## Activity
The string "recognition" appears in some lines of the entries that follow; copy each such line.

(App and web page records)
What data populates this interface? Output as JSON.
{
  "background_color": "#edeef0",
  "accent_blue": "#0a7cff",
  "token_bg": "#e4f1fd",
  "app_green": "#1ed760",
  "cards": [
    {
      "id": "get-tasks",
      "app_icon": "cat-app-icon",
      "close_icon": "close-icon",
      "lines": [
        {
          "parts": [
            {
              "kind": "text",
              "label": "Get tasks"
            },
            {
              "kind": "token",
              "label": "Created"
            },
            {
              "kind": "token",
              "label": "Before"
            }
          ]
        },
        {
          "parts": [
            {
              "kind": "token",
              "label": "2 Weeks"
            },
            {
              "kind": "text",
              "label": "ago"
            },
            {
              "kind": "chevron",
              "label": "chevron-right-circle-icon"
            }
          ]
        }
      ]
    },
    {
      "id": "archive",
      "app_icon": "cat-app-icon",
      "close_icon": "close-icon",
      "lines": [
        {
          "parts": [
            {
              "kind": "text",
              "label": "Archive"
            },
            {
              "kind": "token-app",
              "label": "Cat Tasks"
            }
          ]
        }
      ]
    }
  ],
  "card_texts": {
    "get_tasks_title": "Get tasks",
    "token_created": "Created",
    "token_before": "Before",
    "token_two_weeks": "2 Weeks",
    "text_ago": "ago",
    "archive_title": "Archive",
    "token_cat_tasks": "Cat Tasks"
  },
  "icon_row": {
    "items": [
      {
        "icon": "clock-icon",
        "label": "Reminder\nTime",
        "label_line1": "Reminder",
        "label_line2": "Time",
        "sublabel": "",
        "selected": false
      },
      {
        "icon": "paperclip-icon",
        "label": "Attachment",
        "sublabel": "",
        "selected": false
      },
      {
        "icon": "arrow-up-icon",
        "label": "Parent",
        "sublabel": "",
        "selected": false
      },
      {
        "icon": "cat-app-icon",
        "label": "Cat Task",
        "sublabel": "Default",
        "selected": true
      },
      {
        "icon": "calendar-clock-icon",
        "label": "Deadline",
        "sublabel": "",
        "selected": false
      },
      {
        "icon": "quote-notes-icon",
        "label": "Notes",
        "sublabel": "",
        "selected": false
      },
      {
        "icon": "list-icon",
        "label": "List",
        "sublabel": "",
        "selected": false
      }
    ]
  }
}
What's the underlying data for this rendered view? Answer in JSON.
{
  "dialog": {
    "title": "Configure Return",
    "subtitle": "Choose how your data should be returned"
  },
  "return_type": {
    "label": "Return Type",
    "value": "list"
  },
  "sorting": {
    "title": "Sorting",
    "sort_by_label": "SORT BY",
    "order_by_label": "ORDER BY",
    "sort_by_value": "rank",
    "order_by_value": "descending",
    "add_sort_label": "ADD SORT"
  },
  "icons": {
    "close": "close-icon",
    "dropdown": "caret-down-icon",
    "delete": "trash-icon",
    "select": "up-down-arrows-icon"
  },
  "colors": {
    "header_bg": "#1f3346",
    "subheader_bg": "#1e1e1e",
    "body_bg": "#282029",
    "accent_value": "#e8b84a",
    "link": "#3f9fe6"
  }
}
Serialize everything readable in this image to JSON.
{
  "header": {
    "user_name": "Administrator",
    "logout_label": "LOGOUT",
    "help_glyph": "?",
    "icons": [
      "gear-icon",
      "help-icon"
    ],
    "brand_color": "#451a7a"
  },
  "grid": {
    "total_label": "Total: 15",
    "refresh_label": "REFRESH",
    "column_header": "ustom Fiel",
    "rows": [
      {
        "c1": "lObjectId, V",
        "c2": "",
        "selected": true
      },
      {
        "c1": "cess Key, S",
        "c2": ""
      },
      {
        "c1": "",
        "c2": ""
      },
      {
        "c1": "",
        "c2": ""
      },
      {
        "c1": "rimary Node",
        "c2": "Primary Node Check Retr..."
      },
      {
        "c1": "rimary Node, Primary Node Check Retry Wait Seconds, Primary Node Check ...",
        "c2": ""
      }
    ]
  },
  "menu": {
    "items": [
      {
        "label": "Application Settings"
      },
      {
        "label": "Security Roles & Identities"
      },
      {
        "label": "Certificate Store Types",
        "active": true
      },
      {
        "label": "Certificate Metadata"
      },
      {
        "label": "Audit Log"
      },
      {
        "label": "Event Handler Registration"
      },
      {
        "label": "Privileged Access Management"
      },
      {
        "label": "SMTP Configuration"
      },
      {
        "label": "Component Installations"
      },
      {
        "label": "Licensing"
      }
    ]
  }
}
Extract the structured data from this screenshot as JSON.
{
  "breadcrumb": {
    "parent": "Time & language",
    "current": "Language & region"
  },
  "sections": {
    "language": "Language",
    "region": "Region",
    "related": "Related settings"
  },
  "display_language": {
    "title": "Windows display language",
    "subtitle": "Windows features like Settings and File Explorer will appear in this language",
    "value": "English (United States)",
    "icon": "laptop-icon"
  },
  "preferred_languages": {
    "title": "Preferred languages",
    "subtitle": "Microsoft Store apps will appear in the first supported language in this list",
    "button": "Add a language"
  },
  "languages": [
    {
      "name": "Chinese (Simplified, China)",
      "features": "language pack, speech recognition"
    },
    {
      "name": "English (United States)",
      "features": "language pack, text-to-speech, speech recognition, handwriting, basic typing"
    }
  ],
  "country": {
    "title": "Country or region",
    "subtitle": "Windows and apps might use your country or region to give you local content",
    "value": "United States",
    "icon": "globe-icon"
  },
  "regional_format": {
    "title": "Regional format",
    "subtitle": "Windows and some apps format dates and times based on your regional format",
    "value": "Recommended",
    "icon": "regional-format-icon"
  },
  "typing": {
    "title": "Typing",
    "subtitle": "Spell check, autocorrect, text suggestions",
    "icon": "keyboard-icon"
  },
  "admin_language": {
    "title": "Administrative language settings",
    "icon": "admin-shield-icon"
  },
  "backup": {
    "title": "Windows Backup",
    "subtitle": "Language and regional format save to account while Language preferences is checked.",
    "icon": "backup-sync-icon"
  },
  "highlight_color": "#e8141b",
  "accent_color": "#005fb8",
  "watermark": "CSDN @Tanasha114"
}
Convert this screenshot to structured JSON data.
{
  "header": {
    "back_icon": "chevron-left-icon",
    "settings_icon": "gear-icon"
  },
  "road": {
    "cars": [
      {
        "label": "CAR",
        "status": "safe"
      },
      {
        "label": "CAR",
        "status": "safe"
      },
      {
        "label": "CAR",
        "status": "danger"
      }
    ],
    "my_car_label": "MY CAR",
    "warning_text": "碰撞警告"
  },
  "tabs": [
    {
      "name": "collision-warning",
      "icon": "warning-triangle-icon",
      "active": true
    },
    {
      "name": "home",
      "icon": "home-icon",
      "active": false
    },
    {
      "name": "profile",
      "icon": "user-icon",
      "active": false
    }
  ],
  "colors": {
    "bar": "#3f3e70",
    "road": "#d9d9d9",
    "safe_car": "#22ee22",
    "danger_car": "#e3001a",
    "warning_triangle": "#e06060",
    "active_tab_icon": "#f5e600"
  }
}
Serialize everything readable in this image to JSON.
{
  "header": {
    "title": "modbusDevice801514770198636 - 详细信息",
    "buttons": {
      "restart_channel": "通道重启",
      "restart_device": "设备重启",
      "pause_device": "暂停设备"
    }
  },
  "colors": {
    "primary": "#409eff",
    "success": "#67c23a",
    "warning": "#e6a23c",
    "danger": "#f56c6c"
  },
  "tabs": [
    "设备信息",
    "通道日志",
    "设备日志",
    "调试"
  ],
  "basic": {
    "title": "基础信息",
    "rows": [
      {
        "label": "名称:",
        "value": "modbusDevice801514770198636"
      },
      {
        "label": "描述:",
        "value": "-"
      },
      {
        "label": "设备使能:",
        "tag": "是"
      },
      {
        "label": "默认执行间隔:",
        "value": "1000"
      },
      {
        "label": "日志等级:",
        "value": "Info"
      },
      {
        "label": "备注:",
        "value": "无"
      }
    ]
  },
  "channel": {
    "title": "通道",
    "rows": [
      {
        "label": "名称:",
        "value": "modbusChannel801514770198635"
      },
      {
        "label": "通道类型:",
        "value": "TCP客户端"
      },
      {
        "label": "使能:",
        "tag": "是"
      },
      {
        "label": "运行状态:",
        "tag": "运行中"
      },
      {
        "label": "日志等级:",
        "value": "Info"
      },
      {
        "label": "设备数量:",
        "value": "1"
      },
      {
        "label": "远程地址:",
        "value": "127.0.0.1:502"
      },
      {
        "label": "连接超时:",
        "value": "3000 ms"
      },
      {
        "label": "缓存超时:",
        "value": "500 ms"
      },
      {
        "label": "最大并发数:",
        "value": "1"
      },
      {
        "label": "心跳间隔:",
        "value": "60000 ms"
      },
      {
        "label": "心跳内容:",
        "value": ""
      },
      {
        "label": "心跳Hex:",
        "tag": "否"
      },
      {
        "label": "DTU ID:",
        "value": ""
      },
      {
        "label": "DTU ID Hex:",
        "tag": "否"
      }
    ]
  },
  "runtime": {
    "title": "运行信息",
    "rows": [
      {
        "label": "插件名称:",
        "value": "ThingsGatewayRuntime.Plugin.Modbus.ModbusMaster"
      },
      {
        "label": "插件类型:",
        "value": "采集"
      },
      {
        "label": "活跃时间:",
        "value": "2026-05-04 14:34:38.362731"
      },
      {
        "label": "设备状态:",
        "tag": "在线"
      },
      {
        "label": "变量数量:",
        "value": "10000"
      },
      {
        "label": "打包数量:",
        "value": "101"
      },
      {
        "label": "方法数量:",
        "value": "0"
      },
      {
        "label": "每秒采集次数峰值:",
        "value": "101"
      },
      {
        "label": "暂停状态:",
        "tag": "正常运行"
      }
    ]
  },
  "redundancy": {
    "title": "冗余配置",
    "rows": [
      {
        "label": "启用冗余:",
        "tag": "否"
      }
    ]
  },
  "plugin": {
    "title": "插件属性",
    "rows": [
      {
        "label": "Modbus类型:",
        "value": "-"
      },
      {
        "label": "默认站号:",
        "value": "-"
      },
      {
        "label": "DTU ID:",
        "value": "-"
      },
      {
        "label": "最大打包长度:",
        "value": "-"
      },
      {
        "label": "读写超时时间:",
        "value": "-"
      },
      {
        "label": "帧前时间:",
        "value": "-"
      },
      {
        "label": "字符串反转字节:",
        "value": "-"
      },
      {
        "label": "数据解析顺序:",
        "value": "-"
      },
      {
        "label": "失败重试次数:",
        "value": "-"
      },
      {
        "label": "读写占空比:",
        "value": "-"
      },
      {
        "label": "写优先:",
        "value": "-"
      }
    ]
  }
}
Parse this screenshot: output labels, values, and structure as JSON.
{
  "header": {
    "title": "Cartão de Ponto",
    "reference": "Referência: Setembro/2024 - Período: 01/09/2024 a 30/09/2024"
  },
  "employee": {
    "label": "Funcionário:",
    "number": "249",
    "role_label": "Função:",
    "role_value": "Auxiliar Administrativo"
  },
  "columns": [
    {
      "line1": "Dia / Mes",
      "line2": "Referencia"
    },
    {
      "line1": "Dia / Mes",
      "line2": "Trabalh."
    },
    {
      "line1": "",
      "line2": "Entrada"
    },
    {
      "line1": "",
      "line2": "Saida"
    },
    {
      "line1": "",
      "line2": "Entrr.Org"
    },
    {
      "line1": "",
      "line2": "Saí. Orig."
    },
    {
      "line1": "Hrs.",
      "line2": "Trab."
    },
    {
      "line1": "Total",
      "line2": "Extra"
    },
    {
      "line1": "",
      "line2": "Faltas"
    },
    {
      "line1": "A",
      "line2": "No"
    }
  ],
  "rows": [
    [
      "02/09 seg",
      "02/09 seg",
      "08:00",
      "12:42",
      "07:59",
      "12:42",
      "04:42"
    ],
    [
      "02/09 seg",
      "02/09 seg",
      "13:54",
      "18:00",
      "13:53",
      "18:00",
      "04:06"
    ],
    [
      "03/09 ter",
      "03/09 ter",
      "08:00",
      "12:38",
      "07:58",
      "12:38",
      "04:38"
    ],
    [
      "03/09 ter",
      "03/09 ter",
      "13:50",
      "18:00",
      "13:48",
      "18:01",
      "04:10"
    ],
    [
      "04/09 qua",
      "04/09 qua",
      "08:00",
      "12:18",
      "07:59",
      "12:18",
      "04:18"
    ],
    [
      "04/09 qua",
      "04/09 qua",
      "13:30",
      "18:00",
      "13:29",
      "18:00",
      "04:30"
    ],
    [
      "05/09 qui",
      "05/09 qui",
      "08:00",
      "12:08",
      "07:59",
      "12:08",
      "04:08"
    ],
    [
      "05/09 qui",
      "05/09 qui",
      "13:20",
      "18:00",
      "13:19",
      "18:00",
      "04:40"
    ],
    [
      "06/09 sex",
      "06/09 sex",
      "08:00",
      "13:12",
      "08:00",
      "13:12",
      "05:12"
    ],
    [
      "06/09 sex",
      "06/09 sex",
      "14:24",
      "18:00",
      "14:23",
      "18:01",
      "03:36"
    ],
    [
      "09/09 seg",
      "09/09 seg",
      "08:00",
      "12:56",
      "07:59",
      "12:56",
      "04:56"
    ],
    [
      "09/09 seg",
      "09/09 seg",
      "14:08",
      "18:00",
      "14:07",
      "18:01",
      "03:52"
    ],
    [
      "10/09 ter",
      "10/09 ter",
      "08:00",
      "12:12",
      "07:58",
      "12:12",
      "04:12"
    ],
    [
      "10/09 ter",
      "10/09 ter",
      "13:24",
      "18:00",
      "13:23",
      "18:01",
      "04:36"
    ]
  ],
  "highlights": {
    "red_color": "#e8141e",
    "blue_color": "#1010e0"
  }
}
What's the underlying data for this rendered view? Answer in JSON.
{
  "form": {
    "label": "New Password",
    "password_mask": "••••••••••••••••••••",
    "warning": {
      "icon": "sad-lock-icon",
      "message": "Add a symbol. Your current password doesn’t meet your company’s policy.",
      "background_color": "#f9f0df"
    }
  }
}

## Output
      "features": "language pack, speech recognition"
      "features": "language pack, text-to-speech, speech recognition, handwriting, basic typing"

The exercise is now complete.